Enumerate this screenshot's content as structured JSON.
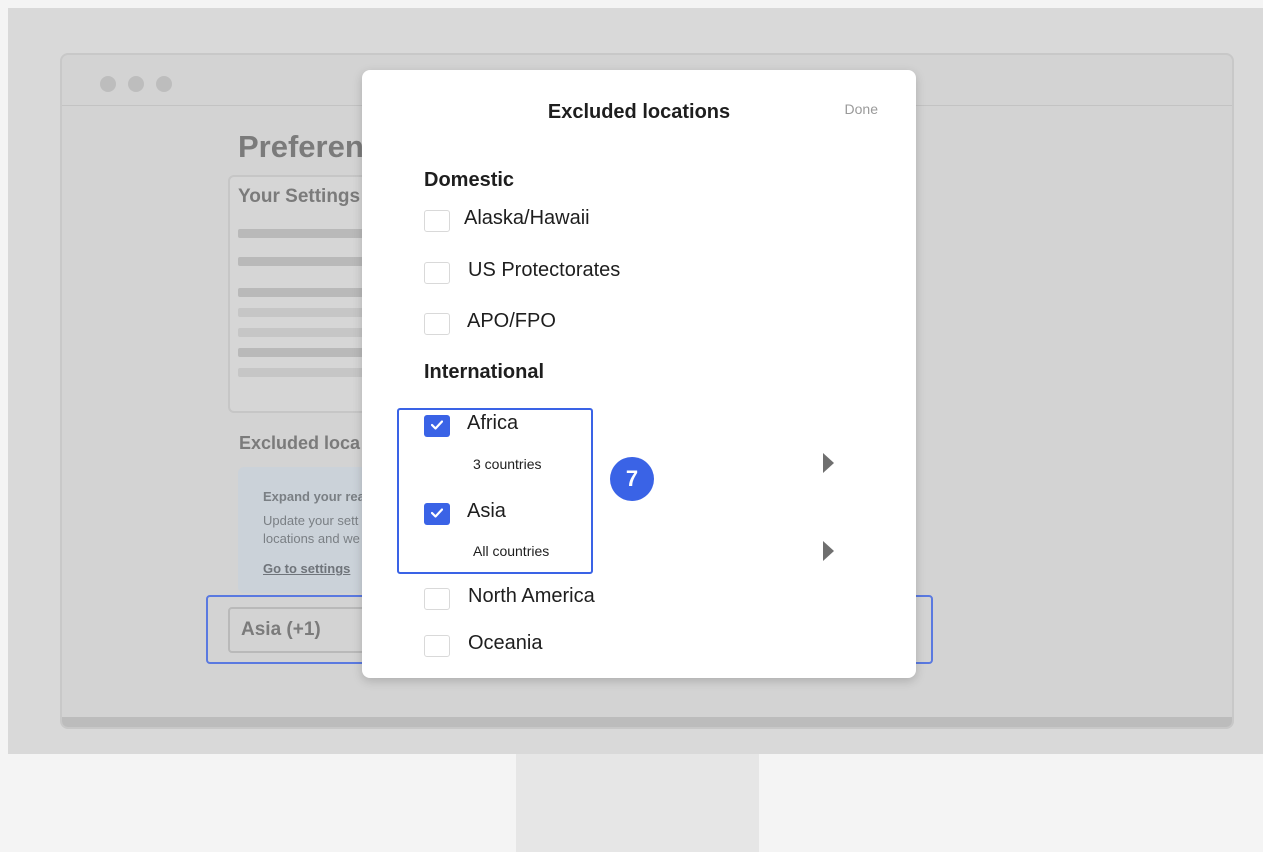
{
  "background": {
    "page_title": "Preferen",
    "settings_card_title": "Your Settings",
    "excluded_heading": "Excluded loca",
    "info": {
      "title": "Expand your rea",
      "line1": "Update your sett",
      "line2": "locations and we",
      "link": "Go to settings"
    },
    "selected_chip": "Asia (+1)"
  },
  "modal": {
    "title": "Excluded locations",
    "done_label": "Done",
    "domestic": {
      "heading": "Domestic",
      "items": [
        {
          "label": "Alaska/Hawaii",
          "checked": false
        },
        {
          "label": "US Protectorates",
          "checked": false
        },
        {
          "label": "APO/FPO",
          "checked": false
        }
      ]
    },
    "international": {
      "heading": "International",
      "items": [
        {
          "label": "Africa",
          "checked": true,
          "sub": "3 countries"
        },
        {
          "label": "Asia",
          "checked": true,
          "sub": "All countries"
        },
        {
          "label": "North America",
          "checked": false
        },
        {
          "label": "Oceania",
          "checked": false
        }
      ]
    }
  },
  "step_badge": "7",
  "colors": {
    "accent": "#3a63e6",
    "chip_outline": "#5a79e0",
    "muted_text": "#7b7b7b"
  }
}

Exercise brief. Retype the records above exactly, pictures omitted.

Answer to the exercise.
Enumerate this screenshot's content as structured JSON.
{
  "background": {
    "page_title": "Preferen",
    "settings_card_title": "Your Settings",
    "excluded_heading": "Excluded loca",
    "info": {
      "title": "Expand your rea",
      "line1": "Update your sett",
      "line2": "locations and we",
      "link": "Go to settings"
    },
    "selected_chip": "Asia (+1)"
  },
  "modal": {
    "title": "Excluded locations",
    "done_label": "Done",
    "domestic": {
      "heading": "Domestic",
      "items": [
        {
          "label": "Alaska/Hawaii",
          "checked": false
        },
        {
          "label": "US Protectorates",
          "checked": false
        },
        {
          "label": "APO/FPO",
          "checked": false
        }
      ]
    },
    "international": {
      "heading": "International",
      "items": [
        {
          "label": "Africa",
          "checked": true,
          "sub": "3 countries"
        },
        {
          "label": "Asia",
          "checked": true,
          "sub": "All countries"
        },
        {
          "label": "North America",
          "checked": false
        },
        {
          "label": "Oceania",
          "checked": false
        }
      ]
    }
  },
  "step_badge": "7",
  "colors": {
    "accent": "#3a63e6",
    "chip_outline": "#5a79e0",
    "muted_text": "#7b7b7b"
  }
}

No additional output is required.